TASK TO CARRY OUT: Across all the records, filter for lines with the word "JSON" and copy them.

(Excerpts from an interface dataset)
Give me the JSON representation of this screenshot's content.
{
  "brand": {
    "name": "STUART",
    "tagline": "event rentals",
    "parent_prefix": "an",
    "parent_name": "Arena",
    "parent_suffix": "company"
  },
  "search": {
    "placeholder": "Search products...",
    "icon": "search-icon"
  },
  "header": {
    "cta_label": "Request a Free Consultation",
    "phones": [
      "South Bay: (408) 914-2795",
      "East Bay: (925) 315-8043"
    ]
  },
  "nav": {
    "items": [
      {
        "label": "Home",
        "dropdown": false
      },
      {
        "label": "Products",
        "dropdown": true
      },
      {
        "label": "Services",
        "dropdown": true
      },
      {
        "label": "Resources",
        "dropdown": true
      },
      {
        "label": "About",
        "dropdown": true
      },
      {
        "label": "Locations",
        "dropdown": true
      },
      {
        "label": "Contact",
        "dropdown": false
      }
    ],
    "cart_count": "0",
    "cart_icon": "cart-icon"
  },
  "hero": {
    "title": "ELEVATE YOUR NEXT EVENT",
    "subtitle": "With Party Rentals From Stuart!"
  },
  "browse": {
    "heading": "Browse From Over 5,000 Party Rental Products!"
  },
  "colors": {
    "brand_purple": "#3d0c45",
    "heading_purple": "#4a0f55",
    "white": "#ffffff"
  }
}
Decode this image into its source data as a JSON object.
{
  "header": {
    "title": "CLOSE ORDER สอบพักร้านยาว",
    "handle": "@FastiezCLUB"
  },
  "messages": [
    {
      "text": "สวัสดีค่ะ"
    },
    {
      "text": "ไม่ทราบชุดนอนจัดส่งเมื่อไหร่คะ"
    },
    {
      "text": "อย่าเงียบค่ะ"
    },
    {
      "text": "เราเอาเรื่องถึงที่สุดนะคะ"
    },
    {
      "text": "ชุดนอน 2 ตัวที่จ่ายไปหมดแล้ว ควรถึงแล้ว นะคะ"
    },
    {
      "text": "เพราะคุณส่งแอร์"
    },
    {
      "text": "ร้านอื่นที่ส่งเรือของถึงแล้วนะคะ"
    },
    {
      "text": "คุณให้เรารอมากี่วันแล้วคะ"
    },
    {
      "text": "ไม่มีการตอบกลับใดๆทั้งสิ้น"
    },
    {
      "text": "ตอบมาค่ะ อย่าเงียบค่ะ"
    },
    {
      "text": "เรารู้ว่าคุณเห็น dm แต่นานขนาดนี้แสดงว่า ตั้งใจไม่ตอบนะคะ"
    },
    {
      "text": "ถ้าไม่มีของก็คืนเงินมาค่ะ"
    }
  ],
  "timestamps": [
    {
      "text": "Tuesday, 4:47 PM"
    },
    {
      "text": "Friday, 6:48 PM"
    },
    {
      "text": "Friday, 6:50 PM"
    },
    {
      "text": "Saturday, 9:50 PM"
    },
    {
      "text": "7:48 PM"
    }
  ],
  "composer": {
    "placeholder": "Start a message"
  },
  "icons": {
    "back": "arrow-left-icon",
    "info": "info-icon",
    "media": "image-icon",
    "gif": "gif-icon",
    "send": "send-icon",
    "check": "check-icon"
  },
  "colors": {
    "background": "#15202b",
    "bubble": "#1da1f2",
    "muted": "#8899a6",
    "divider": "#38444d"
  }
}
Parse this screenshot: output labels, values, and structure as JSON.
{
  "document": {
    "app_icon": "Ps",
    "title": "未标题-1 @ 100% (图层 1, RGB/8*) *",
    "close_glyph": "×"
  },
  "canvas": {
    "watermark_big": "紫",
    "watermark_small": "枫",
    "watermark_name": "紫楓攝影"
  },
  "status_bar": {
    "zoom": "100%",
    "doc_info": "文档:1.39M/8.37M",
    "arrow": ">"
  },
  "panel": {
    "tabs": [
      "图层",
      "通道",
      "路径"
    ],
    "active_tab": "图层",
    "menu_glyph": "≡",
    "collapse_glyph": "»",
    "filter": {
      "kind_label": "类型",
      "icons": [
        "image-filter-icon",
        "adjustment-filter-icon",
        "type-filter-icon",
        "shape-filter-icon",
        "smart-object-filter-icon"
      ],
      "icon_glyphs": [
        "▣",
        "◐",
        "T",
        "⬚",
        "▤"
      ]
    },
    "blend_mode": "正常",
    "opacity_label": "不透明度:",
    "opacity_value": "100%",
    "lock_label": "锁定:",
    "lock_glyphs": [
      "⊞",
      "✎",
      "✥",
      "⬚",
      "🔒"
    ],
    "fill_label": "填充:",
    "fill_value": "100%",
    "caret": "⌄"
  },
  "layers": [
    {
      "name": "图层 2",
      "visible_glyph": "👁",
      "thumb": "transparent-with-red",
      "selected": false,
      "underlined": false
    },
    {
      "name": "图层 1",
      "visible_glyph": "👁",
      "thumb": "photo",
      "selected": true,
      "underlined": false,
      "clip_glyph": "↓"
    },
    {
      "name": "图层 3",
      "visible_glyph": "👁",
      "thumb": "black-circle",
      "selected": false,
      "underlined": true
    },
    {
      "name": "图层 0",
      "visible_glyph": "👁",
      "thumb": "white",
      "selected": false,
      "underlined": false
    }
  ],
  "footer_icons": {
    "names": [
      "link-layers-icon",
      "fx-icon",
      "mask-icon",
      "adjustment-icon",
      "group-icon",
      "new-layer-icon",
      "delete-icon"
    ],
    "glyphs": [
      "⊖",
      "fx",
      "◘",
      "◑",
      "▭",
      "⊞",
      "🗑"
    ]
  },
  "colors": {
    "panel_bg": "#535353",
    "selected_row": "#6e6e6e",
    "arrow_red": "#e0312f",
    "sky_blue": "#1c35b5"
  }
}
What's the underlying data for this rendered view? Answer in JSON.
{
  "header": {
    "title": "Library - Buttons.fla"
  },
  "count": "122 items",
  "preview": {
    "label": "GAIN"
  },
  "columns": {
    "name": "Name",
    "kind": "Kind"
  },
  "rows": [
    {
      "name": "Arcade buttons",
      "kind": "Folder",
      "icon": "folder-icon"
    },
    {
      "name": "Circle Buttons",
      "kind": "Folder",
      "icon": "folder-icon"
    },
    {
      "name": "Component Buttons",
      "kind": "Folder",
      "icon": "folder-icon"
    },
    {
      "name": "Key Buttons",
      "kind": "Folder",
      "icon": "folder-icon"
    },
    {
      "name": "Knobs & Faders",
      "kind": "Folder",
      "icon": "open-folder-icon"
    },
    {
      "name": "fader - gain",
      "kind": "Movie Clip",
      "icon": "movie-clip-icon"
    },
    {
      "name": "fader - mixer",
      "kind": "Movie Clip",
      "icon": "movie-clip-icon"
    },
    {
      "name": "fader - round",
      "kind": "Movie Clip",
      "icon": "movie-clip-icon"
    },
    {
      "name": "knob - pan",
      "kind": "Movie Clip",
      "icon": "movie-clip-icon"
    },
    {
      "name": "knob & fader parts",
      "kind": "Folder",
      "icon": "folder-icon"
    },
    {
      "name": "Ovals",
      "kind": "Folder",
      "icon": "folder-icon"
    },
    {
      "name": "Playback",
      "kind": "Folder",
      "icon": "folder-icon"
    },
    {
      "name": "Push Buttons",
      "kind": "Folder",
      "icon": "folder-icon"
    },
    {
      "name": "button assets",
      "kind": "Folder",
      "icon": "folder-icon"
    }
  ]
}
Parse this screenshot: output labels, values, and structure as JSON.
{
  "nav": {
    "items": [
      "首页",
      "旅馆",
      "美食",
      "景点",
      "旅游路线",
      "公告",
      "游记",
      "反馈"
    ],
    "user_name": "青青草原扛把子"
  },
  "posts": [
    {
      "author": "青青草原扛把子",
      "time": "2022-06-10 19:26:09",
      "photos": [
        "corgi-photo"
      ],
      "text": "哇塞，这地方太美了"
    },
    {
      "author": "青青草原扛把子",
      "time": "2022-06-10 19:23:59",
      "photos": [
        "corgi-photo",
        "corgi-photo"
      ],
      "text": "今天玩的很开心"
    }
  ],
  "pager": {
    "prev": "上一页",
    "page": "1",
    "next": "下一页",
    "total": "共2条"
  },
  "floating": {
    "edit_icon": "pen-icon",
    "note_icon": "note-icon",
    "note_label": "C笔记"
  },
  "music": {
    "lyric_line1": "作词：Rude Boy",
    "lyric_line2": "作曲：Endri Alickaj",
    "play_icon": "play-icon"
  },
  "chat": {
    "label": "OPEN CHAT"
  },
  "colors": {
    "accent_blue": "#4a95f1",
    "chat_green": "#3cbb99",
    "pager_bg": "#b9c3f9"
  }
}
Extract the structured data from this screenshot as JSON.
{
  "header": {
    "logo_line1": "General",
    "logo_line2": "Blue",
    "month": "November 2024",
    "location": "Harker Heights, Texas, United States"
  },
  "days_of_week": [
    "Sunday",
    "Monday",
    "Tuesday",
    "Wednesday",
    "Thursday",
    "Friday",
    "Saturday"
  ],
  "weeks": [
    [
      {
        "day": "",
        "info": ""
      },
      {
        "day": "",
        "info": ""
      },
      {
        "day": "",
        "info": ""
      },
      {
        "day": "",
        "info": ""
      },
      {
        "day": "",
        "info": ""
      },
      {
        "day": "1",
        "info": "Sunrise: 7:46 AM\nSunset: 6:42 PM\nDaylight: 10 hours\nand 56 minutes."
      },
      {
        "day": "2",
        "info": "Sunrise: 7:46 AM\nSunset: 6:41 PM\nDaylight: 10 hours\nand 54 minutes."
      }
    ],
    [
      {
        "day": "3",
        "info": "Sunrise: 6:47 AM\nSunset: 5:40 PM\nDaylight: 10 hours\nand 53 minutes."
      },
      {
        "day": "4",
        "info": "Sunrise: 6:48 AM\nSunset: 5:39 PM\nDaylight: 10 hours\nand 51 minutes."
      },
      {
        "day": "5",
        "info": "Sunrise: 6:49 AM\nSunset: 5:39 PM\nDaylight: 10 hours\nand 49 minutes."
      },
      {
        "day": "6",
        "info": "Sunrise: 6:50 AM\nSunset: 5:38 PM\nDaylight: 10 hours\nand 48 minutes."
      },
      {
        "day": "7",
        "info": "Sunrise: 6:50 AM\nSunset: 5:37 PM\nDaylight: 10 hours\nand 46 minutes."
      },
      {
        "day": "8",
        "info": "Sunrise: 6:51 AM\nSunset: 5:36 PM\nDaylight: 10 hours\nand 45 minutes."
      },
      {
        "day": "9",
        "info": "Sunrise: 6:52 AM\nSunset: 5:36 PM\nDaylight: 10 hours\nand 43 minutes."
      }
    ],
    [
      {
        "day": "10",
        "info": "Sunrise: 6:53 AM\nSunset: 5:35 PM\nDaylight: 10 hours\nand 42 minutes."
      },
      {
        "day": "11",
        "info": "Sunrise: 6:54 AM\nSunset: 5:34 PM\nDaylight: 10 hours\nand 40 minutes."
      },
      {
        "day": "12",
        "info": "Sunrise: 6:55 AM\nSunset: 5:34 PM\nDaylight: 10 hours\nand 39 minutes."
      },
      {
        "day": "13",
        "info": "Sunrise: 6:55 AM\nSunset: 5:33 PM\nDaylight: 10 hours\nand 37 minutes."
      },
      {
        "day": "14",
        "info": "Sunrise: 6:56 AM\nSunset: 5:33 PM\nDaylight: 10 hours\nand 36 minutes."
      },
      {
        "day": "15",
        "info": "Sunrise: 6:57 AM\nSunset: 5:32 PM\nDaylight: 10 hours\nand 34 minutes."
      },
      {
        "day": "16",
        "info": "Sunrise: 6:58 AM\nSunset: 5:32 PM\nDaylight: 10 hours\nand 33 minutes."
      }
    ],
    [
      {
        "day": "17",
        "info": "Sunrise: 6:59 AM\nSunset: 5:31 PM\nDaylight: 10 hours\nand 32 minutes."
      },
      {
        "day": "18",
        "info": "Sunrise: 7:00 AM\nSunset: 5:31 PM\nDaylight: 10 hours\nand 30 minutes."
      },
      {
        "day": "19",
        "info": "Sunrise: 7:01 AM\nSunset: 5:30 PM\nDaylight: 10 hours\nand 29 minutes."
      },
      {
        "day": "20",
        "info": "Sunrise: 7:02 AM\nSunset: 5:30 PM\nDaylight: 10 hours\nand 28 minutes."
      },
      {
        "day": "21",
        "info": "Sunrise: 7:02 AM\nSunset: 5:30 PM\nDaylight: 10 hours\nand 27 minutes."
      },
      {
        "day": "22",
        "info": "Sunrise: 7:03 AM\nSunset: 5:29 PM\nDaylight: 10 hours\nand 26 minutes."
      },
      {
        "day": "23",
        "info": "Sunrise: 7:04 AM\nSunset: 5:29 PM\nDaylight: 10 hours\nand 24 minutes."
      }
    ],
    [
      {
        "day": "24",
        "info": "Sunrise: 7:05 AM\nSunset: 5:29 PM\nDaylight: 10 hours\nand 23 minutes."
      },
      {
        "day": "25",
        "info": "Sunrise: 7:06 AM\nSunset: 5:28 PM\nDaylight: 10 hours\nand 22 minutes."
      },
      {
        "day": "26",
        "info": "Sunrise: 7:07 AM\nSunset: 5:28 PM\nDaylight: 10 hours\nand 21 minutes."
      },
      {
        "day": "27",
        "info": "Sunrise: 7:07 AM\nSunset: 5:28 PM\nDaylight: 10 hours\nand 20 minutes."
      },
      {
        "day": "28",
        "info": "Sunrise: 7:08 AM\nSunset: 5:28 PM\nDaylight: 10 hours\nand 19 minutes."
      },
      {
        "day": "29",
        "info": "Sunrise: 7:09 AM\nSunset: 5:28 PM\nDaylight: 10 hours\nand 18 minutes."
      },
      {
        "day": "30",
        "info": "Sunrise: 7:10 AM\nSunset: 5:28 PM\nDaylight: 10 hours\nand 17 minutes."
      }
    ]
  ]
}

EXERCISE SOLUTION:
Give me the JSON representation of this screenshot's content.
Decode this image into its source data as a JSON object.
Parse this screenshot: output labels, values, and structure as JSON.
What's the underlying data for this rendered view? Answer in JSON.
Parse this screenshot: output labels, values, and structure as JSON.
Extract the structured data from this screenshot as JSON.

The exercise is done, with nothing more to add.